Segment Start: Data under study

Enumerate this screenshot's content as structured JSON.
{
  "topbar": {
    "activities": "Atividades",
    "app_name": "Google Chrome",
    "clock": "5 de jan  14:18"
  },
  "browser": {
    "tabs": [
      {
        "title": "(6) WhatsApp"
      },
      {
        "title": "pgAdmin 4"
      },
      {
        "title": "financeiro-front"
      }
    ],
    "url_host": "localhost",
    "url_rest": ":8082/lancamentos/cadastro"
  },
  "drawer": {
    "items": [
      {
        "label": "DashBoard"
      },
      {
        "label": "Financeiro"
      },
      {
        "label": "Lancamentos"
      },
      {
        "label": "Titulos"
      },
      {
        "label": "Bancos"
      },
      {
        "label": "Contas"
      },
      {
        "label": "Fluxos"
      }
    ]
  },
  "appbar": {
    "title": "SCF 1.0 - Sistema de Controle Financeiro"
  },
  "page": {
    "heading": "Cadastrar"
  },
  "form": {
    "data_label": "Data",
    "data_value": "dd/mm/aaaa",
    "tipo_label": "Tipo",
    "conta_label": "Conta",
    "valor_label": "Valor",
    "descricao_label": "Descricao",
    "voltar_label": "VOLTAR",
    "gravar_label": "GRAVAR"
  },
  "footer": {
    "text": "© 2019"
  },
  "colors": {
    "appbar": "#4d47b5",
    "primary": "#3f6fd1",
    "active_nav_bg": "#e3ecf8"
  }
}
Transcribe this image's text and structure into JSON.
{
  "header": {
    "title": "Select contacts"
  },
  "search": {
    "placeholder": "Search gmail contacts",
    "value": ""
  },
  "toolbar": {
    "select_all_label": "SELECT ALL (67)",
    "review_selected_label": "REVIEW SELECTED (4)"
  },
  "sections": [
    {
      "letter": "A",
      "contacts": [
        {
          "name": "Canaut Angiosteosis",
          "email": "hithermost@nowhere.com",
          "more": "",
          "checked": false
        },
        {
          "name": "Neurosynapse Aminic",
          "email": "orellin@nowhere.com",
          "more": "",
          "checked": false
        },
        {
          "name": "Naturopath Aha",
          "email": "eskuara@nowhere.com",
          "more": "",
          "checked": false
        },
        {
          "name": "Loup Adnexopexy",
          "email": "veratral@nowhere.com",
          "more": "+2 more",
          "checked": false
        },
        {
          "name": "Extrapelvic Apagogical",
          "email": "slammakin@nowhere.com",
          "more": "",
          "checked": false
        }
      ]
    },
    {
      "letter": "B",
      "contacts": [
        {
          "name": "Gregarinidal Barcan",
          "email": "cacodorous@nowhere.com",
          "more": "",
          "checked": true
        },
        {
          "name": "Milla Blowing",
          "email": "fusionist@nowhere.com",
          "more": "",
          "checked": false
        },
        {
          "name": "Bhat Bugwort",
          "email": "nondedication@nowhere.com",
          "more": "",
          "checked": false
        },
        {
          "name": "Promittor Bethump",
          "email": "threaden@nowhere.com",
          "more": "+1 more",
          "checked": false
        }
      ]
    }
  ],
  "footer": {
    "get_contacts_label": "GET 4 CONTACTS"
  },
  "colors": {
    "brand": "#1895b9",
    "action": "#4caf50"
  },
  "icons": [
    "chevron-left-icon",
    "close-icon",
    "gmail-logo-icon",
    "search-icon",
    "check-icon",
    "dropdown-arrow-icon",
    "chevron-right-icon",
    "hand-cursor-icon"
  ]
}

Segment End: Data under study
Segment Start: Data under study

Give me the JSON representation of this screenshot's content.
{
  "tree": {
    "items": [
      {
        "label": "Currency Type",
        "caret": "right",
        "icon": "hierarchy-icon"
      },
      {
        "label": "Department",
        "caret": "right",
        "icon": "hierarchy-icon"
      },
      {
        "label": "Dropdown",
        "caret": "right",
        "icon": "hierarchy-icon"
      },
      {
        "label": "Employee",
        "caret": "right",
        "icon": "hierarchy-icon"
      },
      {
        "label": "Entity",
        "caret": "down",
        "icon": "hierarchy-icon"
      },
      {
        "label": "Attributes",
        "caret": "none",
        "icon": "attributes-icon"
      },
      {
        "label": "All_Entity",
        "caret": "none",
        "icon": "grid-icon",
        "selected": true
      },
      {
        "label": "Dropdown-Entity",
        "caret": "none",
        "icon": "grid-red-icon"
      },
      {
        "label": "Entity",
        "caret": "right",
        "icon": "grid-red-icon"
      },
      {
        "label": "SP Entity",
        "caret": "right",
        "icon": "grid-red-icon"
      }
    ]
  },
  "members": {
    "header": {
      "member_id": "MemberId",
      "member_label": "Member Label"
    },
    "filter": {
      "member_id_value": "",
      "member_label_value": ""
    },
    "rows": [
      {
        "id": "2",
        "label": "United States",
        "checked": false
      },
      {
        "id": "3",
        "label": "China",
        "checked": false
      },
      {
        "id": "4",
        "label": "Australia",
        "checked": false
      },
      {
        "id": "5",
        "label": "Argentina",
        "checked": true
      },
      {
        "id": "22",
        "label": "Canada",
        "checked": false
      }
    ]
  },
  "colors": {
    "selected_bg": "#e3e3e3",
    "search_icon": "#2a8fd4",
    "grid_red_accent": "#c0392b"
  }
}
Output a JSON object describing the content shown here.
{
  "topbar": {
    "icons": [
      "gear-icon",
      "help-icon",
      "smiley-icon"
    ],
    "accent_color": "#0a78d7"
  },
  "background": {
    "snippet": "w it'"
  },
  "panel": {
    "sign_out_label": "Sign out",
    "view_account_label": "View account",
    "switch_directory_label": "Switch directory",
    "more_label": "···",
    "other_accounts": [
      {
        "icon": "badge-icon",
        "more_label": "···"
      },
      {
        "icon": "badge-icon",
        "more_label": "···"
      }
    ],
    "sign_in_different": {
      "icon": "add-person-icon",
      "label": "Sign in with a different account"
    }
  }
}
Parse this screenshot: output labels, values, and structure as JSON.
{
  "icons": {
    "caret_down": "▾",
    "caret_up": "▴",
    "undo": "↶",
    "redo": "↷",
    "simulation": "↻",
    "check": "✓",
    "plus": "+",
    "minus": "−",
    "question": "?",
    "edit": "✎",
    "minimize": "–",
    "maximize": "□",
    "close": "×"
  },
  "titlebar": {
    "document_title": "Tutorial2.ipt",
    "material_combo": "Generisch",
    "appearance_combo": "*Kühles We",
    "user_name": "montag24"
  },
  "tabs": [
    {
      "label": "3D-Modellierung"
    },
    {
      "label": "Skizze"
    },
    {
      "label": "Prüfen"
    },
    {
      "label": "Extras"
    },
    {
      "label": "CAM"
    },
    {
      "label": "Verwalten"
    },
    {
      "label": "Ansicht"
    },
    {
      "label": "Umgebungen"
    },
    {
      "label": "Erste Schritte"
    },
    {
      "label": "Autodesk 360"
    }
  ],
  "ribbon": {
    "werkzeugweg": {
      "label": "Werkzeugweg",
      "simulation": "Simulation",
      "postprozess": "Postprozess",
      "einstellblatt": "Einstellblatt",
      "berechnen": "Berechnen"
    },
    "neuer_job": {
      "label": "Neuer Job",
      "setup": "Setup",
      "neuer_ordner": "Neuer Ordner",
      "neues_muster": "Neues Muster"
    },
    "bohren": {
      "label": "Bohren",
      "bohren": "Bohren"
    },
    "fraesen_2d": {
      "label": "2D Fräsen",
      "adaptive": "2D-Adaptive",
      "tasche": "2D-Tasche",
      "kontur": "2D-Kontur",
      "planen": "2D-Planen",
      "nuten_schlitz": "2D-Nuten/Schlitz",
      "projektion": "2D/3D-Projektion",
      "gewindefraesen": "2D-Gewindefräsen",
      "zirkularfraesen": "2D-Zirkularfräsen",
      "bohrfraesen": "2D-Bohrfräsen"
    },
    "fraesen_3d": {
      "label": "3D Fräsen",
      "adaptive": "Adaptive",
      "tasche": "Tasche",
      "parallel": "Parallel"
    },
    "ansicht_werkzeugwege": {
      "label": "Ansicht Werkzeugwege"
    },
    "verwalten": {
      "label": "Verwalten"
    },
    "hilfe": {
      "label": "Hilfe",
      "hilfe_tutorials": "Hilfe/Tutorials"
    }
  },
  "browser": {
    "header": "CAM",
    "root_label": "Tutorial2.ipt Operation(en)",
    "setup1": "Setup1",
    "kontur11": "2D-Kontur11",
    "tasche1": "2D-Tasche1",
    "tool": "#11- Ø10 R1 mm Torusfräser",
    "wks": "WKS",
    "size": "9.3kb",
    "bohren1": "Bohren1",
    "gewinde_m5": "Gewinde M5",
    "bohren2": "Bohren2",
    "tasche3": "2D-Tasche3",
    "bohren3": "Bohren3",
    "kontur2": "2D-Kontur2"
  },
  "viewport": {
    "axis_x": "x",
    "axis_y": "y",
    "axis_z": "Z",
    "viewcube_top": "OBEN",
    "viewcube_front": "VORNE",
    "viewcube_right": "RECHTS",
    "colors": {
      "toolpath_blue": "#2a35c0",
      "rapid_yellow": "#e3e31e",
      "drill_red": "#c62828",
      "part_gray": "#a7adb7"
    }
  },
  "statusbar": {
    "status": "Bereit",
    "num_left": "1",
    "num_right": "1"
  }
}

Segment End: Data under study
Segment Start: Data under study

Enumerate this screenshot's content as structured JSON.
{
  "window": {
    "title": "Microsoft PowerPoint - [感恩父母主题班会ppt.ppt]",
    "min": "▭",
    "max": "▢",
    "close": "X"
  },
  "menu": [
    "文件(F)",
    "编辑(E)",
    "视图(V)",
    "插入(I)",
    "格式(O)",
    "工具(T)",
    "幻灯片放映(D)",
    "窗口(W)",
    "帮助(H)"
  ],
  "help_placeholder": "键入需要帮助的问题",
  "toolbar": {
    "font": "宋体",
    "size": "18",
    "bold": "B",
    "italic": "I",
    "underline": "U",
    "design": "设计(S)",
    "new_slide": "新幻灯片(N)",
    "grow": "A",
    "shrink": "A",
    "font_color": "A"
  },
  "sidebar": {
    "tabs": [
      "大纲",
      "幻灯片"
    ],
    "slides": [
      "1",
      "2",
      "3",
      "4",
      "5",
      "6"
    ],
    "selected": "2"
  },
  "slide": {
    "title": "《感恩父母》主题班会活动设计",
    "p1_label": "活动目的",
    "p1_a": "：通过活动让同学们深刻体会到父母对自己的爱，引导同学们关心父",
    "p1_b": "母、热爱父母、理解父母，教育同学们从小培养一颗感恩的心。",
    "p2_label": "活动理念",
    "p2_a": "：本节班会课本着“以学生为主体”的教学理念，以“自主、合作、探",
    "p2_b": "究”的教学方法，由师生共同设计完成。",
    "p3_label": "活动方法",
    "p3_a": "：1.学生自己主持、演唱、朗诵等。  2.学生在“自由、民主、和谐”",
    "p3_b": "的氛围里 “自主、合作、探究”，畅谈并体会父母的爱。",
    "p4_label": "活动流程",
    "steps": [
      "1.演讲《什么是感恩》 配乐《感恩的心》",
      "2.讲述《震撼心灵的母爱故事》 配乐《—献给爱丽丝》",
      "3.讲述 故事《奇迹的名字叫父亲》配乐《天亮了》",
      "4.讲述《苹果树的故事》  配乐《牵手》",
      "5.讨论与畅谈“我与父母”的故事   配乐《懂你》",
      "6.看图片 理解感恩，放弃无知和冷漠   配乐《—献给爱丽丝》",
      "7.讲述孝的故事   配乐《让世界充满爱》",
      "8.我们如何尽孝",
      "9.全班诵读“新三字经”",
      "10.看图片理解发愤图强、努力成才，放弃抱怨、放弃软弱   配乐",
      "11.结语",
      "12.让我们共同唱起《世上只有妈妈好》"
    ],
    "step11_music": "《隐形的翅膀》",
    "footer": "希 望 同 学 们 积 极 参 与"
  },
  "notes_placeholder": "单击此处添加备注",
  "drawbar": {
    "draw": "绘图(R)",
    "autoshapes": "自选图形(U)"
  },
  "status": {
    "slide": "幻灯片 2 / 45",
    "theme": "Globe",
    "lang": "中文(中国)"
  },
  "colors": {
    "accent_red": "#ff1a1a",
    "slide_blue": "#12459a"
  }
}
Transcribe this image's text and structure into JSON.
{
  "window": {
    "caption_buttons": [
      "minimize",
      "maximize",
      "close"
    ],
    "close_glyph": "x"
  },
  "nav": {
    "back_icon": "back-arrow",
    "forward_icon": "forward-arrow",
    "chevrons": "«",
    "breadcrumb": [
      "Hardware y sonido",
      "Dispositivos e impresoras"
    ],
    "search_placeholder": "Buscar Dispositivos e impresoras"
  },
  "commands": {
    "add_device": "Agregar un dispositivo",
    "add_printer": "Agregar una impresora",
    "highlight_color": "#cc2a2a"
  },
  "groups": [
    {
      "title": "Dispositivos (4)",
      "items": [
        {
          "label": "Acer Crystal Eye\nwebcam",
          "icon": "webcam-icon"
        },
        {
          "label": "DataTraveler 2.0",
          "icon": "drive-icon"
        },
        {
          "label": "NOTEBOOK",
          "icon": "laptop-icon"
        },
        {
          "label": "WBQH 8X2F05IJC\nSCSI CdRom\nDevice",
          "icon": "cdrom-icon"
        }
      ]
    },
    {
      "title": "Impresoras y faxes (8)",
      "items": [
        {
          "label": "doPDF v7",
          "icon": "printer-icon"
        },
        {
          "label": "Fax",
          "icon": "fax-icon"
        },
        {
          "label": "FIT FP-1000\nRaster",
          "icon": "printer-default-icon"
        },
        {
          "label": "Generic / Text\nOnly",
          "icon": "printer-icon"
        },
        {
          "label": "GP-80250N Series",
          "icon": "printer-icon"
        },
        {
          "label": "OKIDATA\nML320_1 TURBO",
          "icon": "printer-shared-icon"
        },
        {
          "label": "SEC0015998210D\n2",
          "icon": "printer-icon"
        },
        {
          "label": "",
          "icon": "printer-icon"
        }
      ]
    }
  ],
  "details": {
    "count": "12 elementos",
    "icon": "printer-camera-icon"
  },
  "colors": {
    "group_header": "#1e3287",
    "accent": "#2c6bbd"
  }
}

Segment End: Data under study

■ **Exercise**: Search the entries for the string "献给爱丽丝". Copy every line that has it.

■ **Output**:
      "2.讲述《震撼心灵的母爱故事》 配乐《—献给爱丽丝》",
      "6.看图片 理解感恩，放弃无知和冷漠   配乐《—献给爱丽丝》",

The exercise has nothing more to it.